The second way I teach critical thinking skills is through reading and writing assignments. For example, I developed three ‘Reading to Learn’ assignments for Ecology that taught students strategies for reading primary literature, how to dissect a scientific argument, interpret figures and tables, and other scientific skills while reading primary journal articles related to lecture content. Writing assignments also help students employ critical thinking. Creating mini-assignments centered on library skills, evaluation of sources, and developing skeletal arguments gives students an opportunity to practice critical thinking and writing skills in a low-stakes environment and receive constructive feedback. I have found that this approach improved the quality of students’ writing. My goal for all learning activities in my classroom, from lectures to discussions to assignments, is that students will be engaged with the content. Not all activities will be hands-on, but all will be minds-on.

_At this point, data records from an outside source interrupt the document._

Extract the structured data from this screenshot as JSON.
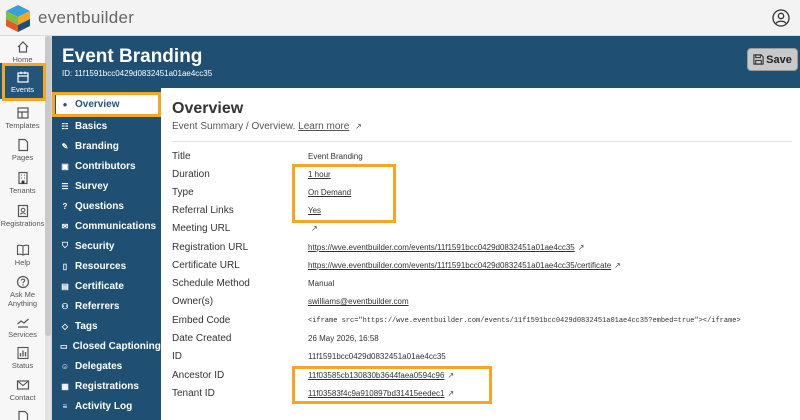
{
  "app": {
    "brand": "eventbuilder"
  },
  "leftnav": {
    "items": [
      {
        "label": "Home"
      },
      {
        "label": "Events"
      },
      {
        "label": "Templates"
      },
      {
        "label": "Pages"
      },
      {
        "label": "Tenants"
      },
      {
        "label": "Registrations"
      },
      {
        "label": "Help"
      },
      {
        "label": "Ask Me Anything"
      },
      {
        "label": "Services"
      },
      {
        "label": "Status"
      },
      {
        "label": "Contact"
      }
    ]
  },
  "header": {
    "title": "Event Branding",
    "id_text": "ID: 11f1591bcc0429d0832451a01ae4cc35",
    "save_label": "Save"
  },
  "subnav": {
    "items": [
      {
        "label": "Overview",
        "icon": "info-icon"
      },
      {
        "label": "Basics",
        "icon": "sliders-icon"
      },
      {
        "label": "Branding",
        "icon": "brush-icon"
      },
      {
        "label": "Contributors",
        "icon": "id-card-icon"
      },
      {
        "label": "Survey",
        "icon": "list-icon"
      },
      {
        "label": "Questions",
        "icon": "question-icon"
      },
      {
        "label": "Communications",
        "icon": "envelope-icon"
      },
      {
        "label": "Security",
        "icon": "shield-icon"
      },
      {
        "label": "Resources",
        "icon": "file-icon"
      },
      {
        "label": "Certificate",
        "icon": "certificate-icon"
      },
      {
        "label": "Referrers",
        "icon": "users-icon"
      },
      {
        "label": "Tags",
        "icon": "tag-icon"
      },
      {
        "label": "Closed Captioning",
        "icon": "cc-icon"
      },
      {
        "label": "Delegates",
        "icon": "user-plus-icon"
      },
      {
        "label": "Registrations",
        "icon": "clipboard-icon"
      },
      {
        "label": "Activity Log",
        "icon": "list-lines-icon"
      }
    ]
  },
  "overview": {
    "title": "Overview",
    "subtitle": "Event Summary / Overview.",
    "learn_more": "Learn more",
    "ext_glyph": "↗",
    "rows": [
      {
        "label": "Title",
        "value": "Event Branding"
      },
      {
        "label": "Duration",
        "value": "1 hour"
      },
      {
        "label": "Type",
        "value": "On Demand"
      },
      {
        "label": "Referral Links",
        "value": "Yes"
      },
      {
        "label": "Meeting URL",
        "value": ""
      },
      {
        "label": "Registration URL",
        "value": "https://wve.eventbuilder.com/events/11f1591bcc0429d0832451a01ae4cc35"
      },
      {
        "label": "Certificate URL",
        "value": "https://wve.eventbuilder.com/events/11f1591bcc0429d0832451a01ae4cc35/certificate"
      },
      {
        "label": "Schedule Method",
        "value": "Manual"
      },
      {
        "label": "Owner(s)",
        "value": "swilliams@eventbuilder.com"
      },
      {
        "label": "Embed Code",
        "value": "<iframe src=\"https://wve.eventbuilder.com/events/11f1591bcc0429d0832451a01ae4cc35?embed=true\"></iframe>"
      },
      {
        "label": "Date Created",
        "value": "26 May 2026, 16:58"
      },
      {
        "label": "ID",
        "value": "11f1591bcc0429d0832451a01ae4cc35"
      },
      {
        "label": "Ancestor ID",
        "value": "11f03585cb130830b3644faea0594c96"
      },
      {
        "label": "Tenant ID",
        "value": "11f03583f4c9a910897bd31415eedec1"
      }
    ]
  },
  "colors": {
    "primary": "#1f4f73",
    "highlight": "#f5a623"
  }
}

I weave the themes of fostering student sense of belonging and critical thinking into every aspect of my teaching, from course structure and classroom management, to learning activities and student assessment. I am committed to continuing to learn pedagogy and improve as a teacher through self-study and professional development on effective evidence-based teaching practices. During my career, I am interested in developing classes on biological control, invasive species, and statistics for biologists in R for graduate or undergraduate students. I will continue to prioritize student experience and making all students feel like they belong in my classroom and can achieve their educational goals. My experience as a TA, guest lecturer, and through professional development during my graduate training has informed my current teaching philosophy, based on fostering student sense of belonging and critical thinking skills.